EXERCISE INSTRUCTIONS | Please restate each entry exactly, without skipping any.

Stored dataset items
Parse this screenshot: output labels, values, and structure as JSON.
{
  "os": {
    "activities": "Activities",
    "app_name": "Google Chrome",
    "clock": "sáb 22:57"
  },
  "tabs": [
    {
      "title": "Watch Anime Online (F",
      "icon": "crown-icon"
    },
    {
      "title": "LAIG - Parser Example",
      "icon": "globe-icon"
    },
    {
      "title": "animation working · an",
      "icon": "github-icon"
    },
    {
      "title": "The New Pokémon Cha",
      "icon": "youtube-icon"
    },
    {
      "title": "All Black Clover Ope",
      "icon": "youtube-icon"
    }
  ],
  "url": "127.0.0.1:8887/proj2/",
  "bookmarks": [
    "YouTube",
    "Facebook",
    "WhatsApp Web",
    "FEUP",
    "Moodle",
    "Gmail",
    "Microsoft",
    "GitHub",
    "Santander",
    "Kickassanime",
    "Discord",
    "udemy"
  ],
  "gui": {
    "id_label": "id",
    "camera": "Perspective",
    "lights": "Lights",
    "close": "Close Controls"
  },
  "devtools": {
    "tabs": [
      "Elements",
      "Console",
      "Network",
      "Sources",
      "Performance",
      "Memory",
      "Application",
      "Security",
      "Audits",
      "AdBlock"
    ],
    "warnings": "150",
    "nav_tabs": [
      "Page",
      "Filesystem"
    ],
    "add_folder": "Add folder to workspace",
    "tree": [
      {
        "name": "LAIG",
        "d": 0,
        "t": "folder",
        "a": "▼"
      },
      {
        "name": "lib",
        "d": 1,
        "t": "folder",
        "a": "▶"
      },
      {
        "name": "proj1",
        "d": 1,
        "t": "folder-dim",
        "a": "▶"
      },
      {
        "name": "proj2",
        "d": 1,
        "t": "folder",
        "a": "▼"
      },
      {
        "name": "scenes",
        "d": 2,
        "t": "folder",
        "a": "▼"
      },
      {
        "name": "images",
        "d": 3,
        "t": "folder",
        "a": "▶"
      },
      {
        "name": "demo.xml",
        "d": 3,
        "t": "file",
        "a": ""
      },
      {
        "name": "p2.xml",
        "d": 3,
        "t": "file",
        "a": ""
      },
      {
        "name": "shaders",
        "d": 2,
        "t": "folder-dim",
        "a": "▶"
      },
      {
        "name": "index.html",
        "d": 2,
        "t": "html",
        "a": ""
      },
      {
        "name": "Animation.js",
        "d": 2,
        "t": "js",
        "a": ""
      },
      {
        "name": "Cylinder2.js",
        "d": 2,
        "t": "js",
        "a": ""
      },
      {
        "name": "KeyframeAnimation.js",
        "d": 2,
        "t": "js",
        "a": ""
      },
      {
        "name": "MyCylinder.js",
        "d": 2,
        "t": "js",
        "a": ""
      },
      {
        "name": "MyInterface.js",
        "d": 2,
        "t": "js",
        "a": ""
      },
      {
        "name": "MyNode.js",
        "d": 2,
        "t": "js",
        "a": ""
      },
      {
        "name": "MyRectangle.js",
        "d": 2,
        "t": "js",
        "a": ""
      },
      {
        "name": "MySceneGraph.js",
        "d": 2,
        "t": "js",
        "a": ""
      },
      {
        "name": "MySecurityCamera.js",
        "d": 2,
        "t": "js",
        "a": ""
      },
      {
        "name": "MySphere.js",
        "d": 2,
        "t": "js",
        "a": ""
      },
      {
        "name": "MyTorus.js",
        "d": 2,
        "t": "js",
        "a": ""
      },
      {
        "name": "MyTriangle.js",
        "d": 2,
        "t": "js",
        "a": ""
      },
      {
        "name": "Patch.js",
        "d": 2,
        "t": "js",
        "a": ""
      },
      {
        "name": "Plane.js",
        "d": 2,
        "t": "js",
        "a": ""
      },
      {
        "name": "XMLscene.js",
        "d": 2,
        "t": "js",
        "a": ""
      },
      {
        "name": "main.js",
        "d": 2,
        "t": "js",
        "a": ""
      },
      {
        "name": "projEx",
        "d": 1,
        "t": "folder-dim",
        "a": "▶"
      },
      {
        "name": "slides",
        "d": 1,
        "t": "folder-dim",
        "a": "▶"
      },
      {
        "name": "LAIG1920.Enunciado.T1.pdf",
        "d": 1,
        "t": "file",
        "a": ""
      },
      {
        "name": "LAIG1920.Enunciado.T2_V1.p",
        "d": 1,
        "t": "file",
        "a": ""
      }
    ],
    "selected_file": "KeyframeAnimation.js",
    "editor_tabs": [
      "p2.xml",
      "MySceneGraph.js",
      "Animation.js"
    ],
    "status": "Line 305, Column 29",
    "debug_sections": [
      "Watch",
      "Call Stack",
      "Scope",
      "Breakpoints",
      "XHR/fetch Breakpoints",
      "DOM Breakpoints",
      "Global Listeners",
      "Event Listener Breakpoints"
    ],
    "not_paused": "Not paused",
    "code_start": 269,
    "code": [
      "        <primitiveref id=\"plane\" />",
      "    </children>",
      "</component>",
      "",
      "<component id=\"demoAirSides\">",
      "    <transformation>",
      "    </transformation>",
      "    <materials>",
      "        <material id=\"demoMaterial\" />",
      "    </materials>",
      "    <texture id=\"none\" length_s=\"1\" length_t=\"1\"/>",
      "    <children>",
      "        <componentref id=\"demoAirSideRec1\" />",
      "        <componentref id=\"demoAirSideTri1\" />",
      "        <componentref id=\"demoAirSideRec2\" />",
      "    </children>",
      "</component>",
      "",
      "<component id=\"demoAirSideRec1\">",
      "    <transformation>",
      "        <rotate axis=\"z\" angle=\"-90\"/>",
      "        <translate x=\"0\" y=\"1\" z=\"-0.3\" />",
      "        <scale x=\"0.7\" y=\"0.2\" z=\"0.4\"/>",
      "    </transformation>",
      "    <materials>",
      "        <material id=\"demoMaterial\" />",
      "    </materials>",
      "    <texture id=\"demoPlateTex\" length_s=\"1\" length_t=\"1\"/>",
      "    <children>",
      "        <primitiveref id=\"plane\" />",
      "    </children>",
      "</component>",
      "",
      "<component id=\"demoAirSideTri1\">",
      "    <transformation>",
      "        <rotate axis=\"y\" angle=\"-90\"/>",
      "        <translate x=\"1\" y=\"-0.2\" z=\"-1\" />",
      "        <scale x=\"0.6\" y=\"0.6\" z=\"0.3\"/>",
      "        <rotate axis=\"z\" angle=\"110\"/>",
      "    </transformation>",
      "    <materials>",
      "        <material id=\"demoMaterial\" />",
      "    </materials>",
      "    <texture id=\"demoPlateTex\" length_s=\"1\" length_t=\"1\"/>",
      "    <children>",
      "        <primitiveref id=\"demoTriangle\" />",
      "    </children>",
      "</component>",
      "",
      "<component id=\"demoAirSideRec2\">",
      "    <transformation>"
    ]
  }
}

PROBLEM SOLUTION |
Parse this screenshot: output labels, values, and structure as JSON.
{
  "os": {
    "activities": "Activities",
    "app_name": "Google Chrome",
    "clock": "sáb 22:57"
  },
  "tabs": [
    {
      "title": "Watch Anime Online (F",
      "icon": "crown-icon"
    },
    {
      "title": "LAIG - Parser Example",
      "icon": "globe-icon"
    },
    {
      "title": "animation working · an",
      "icon": "github-icon"
    },
    {
      "title": "The New Pokémon Cha",
      "icon": "youtube-icon"
    },
    {
      "title": "All Black Clover Ope",
      "icon": "youtube-icon"
    }
  ],
  "url": "127.0.0.1:8887/proj2/",
  "bookmarks": [
    "YouTube",
    "Facebook",
    "WhatsApp Web",
    "FEUP",
    "Moodle",
    "Gmail",
    "Microsoft",
    "GitHub",
    "Santander",
    "Kickassanime",
    "Discord",
    "udemy"
  ],
  "gui": {
    "id_label": "id",
    "camera": "Perspective",
    "lights": "Lights",
    "close": "Close Controls"
  },
  "devtools": {
    "tabs": [
      "Elements",
      "Console",
      "Network",
      "Sources",
      "Performance",
      "Memory",
      "Application",
      "Security",
      "Audits",
      "AdBlock"
    ],
    "warnings": "150",
    "nav_tabs": [
      "Page",
      "Filesystem"
    ],
    "add_folder": "Add folder to workspace",
    "tree": [
      {
        "name": "LAIG",
        "d": 0,
        "t": "folder",
        "a": "▼"
      },
      {
        "name": "lib",
        "d": 1,
        "t": "folder",
        "a": "▶"
      },
      {
        "name": "proj1",
        "d": 1,
        "t": "folder-dim",
        "a": "▶"
      },
      {
        "name": "proj2",
        "d": 1,
        "t": "folder",
        "a": "▼"
      },
      {
        "name": "scenes",
        "d": 2,
        "t": "folder",
        "a": "▼"
      },
      {
        "name": "images",
        "d": 3,
        "t": "folder",
        "a": "▶"
      },
      {
        "name": "demo.xml",
        "d": 3,
        "t": "file",
        "a": ""
      },
      {
        "name": "p2.xml",
        "d": 3,
        "t": "file",
        "a": ""
      },
      {
        "name": "shaders",
        "d": 2,
        "t": "folder-dim",
        "a": "▶"
      },
      {
        "name": "index.html",
        "d": 2,
        "t": "html",
        "a": ""
      },
      {
        "name": "Animation.js",
        "d": 2,
        "t": "js",
        "a": ""
      },
      {
        "name": "Cylinder2.js",
        "d": 2,
        "t": "js",
        "a": ""
      },
      {
        "name": "KeyframeAnimation.js",
        "d": 2,
        "t": "js",
        "a": ""
      },
      {
        "name": "MyCylinder.js",
        "d": 2,
        "t": "js",
        "a": ""
      },
      {
        "name": "MyInterface.js",
        "d": 2,
        "t": "js",
        "a": ""
      },
      {
        "name": "MyNode.js",
        "d": 2,
        "t": "js",
        "a": ""
      },
      {
        "name": "MyRectangle.js",
        "d": 2,
        "t": "js",
        "a": ""
      },
      {
        "name": "MySceneGraph.js",
        "d": 2,
        "t": "js",
        "a": ""
      },
      {
        "name": "MySecurityCamera.js",
        "d": 2,
        "t": "js",
        "a": ""
      },
      {
        "name": "MySphere.js",
        "d": 2,
        "t": "js",
        "a": ""
      },
      {
        "name": "MyTorus.js",
        "d": 2,
        "t": "js",
        "a": ""
      },
      {
        "name": "MyTriangle.js",
        "d": 2,
        "t": "js",
        "a": ""
      },
      {
        "name": "Patch.js",
        "d": 2,
        "t": "js",
        "a": ""
      },
      {
        "name": "Plane.js",
        "d": 2,
        "t": "js",
        "a": ""
      },
      {
        "name": "XMLscene.js",
        "d": 2,
        "t": "js",
        "a": ""
      },
      {
        "name": "main.js",
        "d": 2,
        "t": "js",
        "a": ""
      },
      {
        "name": "projEx",
        "d": 1,
        "t": "folder-dim",
        "a": "▶"
      },
      {
        "name": "slides",
        "d": 1,
        "t": "folder-dim",
        "a": "▶"
      },
      {
        "name": "LAIG1920.Enunciado.T1.pdf",
        "d": 1,
        "t": "file",
        "a": ""
      },
      {
        "name": "LAIG1920.Enunciado.T2_V1.p",
        "d": 1,
        "t": "file",
        "a": ""
      }
    ],
    "selected_file": "KeyframeAnimation.js",
    "editor_tabs": [
      "p2.xml",
      "MySceneGraph.js",
      "Animation.js"
    ],
    "status": "Line 305, Column 29",
    "debug_sections": [
      "Watch",
      "Call Stack",
      "Scope",
      "Breakpoints",
      "XHR/fetch Breakpoints",
      "DOM Breakpoints",
      "Global Listeners",
      "Event Listener Breakpoints"
    ],
    "not_paused": "Not paused",
    "code_start": 269,
    "code": [
      "        <primitiveref id=\"plane\" />",
      "    </children>",
      "</component>",
      "",
      "<component id=\"demoAirSides\">",
      "    <transformation>",
      "    </transformation>",
      "    <materials>",
      "        <material id=\"demoMaterial\" />",
      "    </materials>",
      "    <texture id=\"none\" length_s=\"1\" length_t=\"1\"/>",
      "    <children>",
      "        <componentref id=\"demoAirSideRec1\" />",
      "        <componentref id=\"demoAirSideTri1\" />",
      "        <componentref id=\"demoAirSideRec2\" />",
      "    </children>",
      "</component>",
      "",
      "<component id=\"demoAirSideRec1\">",
      "    <transformation>",
      "        <rotate axis=\"z\" angle=\"-90\"/>",
      "        <translate x=\"0\" y=\"1\" z=\"-0.3\" />",
      "        <scale x=\"0.7\" y=\"0.2\" z=\"0.4\"/>",
      "    </transformation>",
      "    <materials>",
      "        <material id=\"demoMaterial\" />",
      "    </materials>",
      "    <texture id=\"demoPlateTex\" length_s=\"1\" length_t=\"1\"/>",
      "    <children>",
      "        <primitiveref id=\"plane\" />",
      "    </children>",
      "</component>",
      "",
      "<component id=\"demoAirSideTri1\">",
      "    <transformation>",
      "        <rotate axis=\"y\" angle=\"-90\"/>",
      "        <translate x=\"1\" y=\"-0.2\" z=\"-1\" />",
      "        <scale x=\"0.6\" y=\"0.6\" z=\"0.3\"/>",
      "        <rotate axis=\"z\" angle=\"110\"/>",
      "    </transformation>",
      "    <materials>",
      "        <material id=\"demoMaterial\" />",
      "    </materials>",
      "    <texture id=\"demoPlateTex\" length_s=\"1\" length_t=\"1\"/>",
      "    <children>",
      "        <primitiveref id=\"demoTriangle\" />",
      "    </children>",
      "</component>",
      "",
      "<component id=\"demoAirSideRec2\">",
      "    <transformation>"
    ]
  }
}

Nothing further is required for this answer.